Dr. Goodridge explained that there are many engineering programs across the nation to choose from, depending on your interests. Civil, mechanical, biological, electrical, environmental, computer, aerospace, aeronautical, petroleum, fire protection, ocean, coastal, system, electrical, computer, forensic, chemical, architectural, manufacturing, marine, materials, nuclear, structural, transportation, welding, corrosion, geo-technical, hydraulic, industrial, mining, naval, and safety are just a few of the options that prospective engineers have when choosing a specialty.

Although there are dozens of engineering options to choose from, Utah State offers five programs. Dr. Goodridge briefly explained each of the disciplines that include civil, environmental, biological, mechanical, and electrical engineering. Civil engineering focuses on macro-sized projects that impact large populations, designing things such as bridges, buildings, canals, highways and others. Environmental engineers work on the prevention of pollutants, soil remediation, air contaminant removal, water quality, and many other areas. Biological engineering may focus on areas such as food production, chemical production in reactors, prosthesis development, and tissue work, but expands to various aspects of biology. Mechanical engineers work on a plethora of smaller-scale objects that includes diverse types of projects. Mechanical engineers focus on analyzing and designing systems with motion. Some of these projects could include designing mechanical linkages, heat dissipation structures, ram and pistons, and gas pipelines. Electrical engineers may work on power distribution, fire alarm systems, signal processing, circuitry design, and other similar areas. Dr. Goodridge pointed out that many of these disciplines overlap with one another.

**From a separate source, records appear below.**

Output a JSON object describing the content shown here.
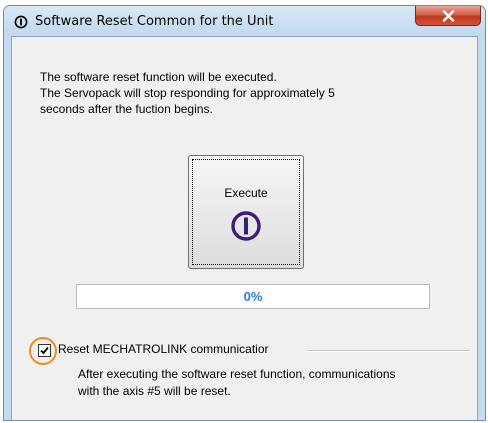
{
  "window": {
    "title": "Software Reset Common for the Unit",
    "close_label": "Close"
  },
  "description": {
    "lines": [
      "The software reset function will be executed.",
      "The Servopack will stop responding for approximately 5",
      "seconds after the fuction begins."
    ]
  },
  "execute_button": {
    "label": "Execute",
    "icon": "power-icon"
  },
  "progress": {
    "value": 0,
    "text": "0%"
  },
  "reset_option": {
    "label": "Reset MECHATROLINK communicatior",
    "checked": true,
    "lines": [
      "After executing the software reset function, communications",
      "with the axis #5 will be reset."
    ]
  },
  "colors": {
    "window_frame": "#c6dbef",
    "accent_purple": "#3a1d7a",
    "progress_text": "#2a7fd4",
    "highlight_orange": "#f08a1e",
    "close_red": "#c0391f"
  }
}
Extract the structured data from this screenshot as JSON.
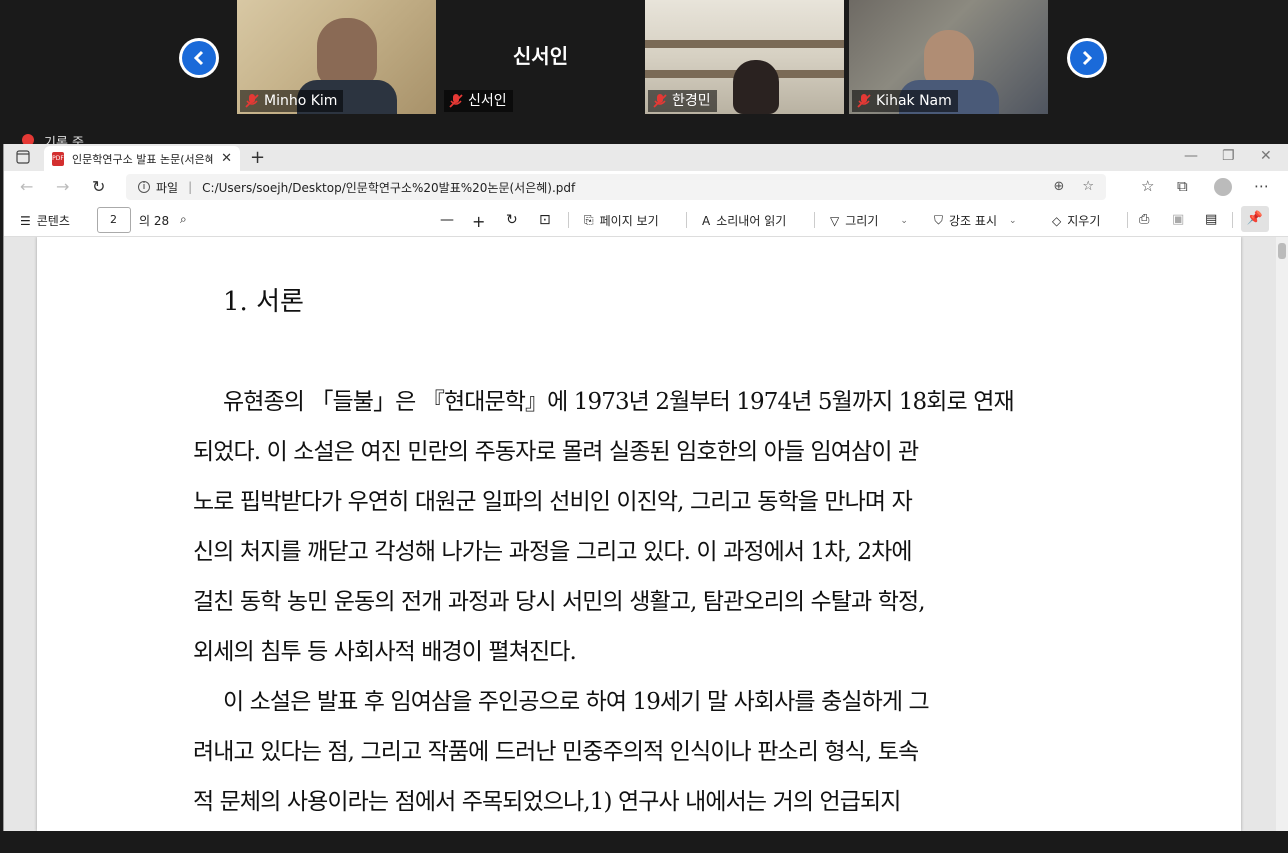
{
  "video": {
    "participants": [
      {
        "name": "Minho Kim",
        "muted": true
      },
      {
        "name": "신서인",
        "muted": true,
        "big_name": "신서인"
      },
      {
        "name": "한경민",
        "muted": true
      },
      {
        "name": "Kihak Nam",
        "muted": true
      }
    ],
    "recording_label": "기록 중"
  },
  "browser": {
    "tab_title": "인문학연구소 발표 논문(서은혜)",
    "address_prefix": "파일",
    "address": "C:/Users/soejh/Desktop/인문학연구소%20발표%20논문(서은혜).pdf"
  },
  "pdf_toolbar": {
    "contents_label": "콘텐츠",
    "page_current": "2",
    "page_total": "의 28",
    "page_view_label": "페이지 보기",
    "read_aloud_label": "소리내어 읽기",
    "draw_label": "그리기",
    "highlight_label": "강조 표시",
    "erase_label": "지우기"
  },
  "document": {
    "heading": "1.  서론",
    "lines": [
      "유현종의 「들불」은 『현대문학』에 1973년 2월부터 1974년 5월까지 18회로 연재",
      "되었다. 이 소설은 여진 민란의 주동자로 몰려 실종된 임호한의 아들 임여삼이 관",
      "노로 핍박받다가 우연히 대원군 일파의 선비인 이진악, 그리고 동학을 만나며 자",
      "신의 처지를 깨닫고 각성해 나가는 과정을 그리고 있다. 이 과정에서 1차, 2차에",
      "걸친 동학 농민 운동의 전개 과정과 당시 서민의 생활고, 탐관오리의 수탈과 학정,",
      "외세의 침투 등 사회사적 배경이 펼쳐진다.",
      "이 소설은 발표 후 임여삼을 주인공으로 하여 19세기 말 사회사를 충실하게 그",
      "려내고 있다는 점, 그리고 작품에 드러난 민중주의적 인식이나 판소리 형식, 토속",
      "적 문체의 사용이라는 점에서 주목되었으나,1) 연구사 내에서는 거의 언급되지"
    ]
  }
}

Dr. Goodridge explained that the Utah State engineering program is unique from other programs throughout the state because the department offers pre-professional courses that take up the first two years of engineering coursework. The department faculty research better teaching methods in hopes to improve understanding and retention among engineering students.

Dr. Goodridge explains that career options are very good for engineers. “...Engineering and engineering technology fields are robust enough to always have good job options and longevity,” he describes. Throughout the United States, there are approximately 1.6 million engineering jobs that pay an average of $42 per hour.

When asked what kind of skill set it takes to be an engineer, Dr. Goodridge explained that besides having a good foundation in math and science, organizational skills are crucial. “You need a growth mindset, which relates to persistence,” said Dr. Goodridge, “You should work well with others and possess some solid emotional intelligence.”

Dr. Goodridge advises all prospective engineering students to read Carol Dweck’s “Mindset” because the degree is rigorous and can sometimes be discouraging. “I think all can [receive an engineering degree]”said Dr. Goodridge, “but I caveat that by saying you should develop a growth mindset concerning your capacity to learn.”

USU STARS! GEAR UP would like to thank Dr. Wade Goodridge for his time and efforts in providing us insight on the academic life of an engineer.